Major Ze'ev Gur Arie was an IDF officer drafted by the Mossad in 1960. His mission: penetrate the circle of German scientists in Egypt who were developing weapons of mass destruction in that enemy country. German-born Gur Arie took on the identity of Wolfgang Lotz, an ex-Nazi German millionaire and horse breeder.
Lotz/Gur Arie became so immersed in his covert identity, and the glamorous life that came with it, that he even married a German woman, conveniently forgetting his Israeli wife and child
That son, Oded, broke a long silence to cooperate with filmmaker Nadav Schirman in the documentary about his father The Champagne Spy (Israel-Germany 2007), which won the Jury Award at this year's Docaviv International Film Festival and which is screening throughout the month at the Tel Aviv Cinematheque.
Oded was 12 years old when he and his mother moved to Paris "because of Dad's work." His father revealed to the boy that he was a Mossad secret agent and made the boy swear to secrecy. The documentary explores his father's real and covert identities, spotlighting the price paid by the family for his father's espionage.
As for Dad hmself, his cover was blown and he was arrested in August 1965 in Cairo. Returning to Israel after some years in prison, Lotz/Gur Arie failed to refind his place here. Hankering over the high life he'd tasted in Cairo, he left for Germany, where he ended his days in frustration and poverty, working as a salesman in a Munich department store.

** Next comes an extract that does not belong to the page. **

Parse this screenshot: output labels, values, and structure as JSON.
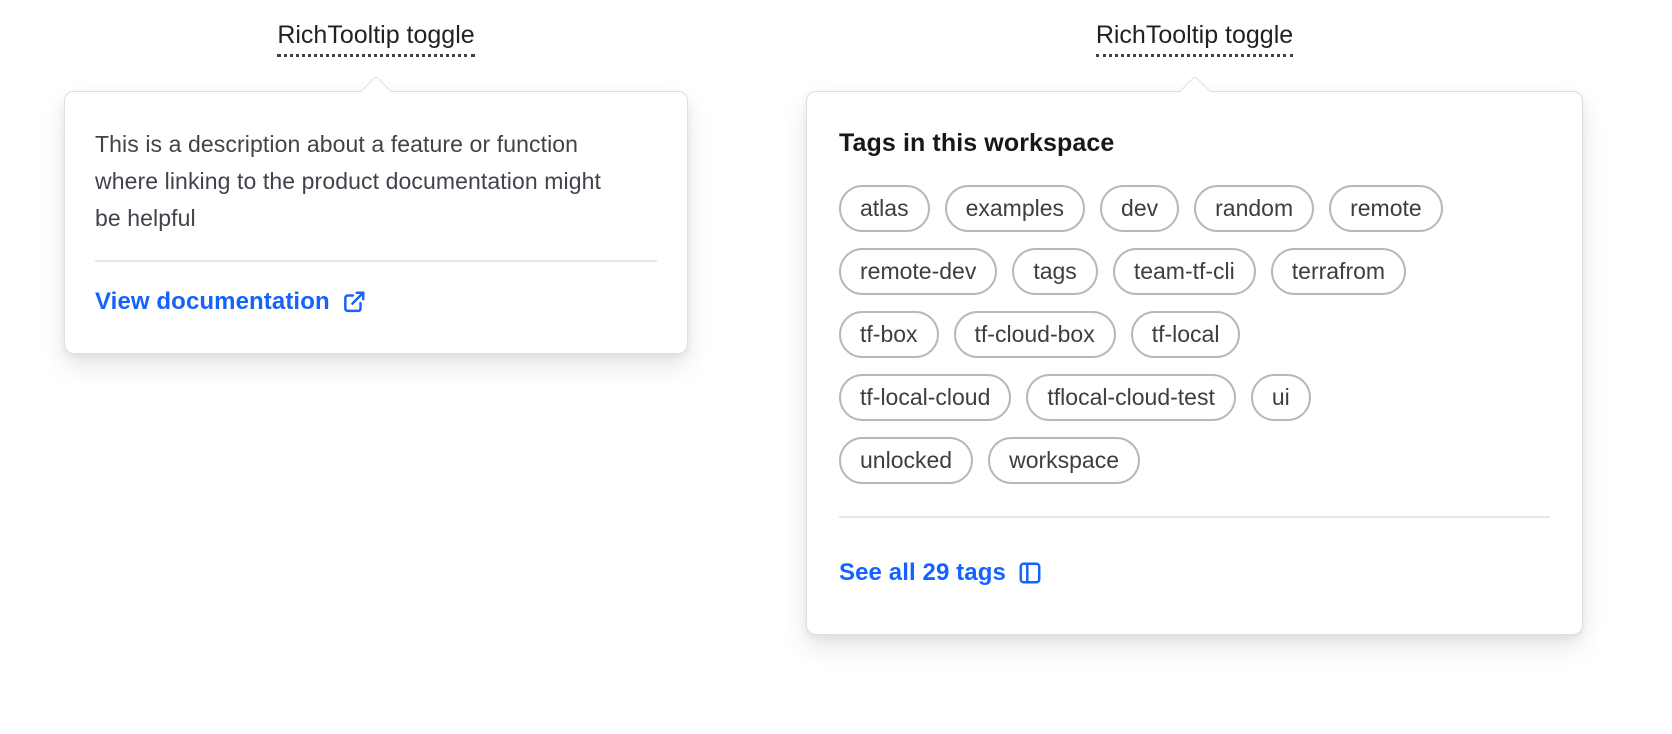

Following its Docaviv success, Schirman's debut documentary has been invited to prestigious film festivals in Europe and the US. The Champagne Spy will be showing Tuesday afternoons at 3 and Saturday mornings at 11 at the Tel Aviv Cinematheque through April, and in May moves to the Jerusalem one.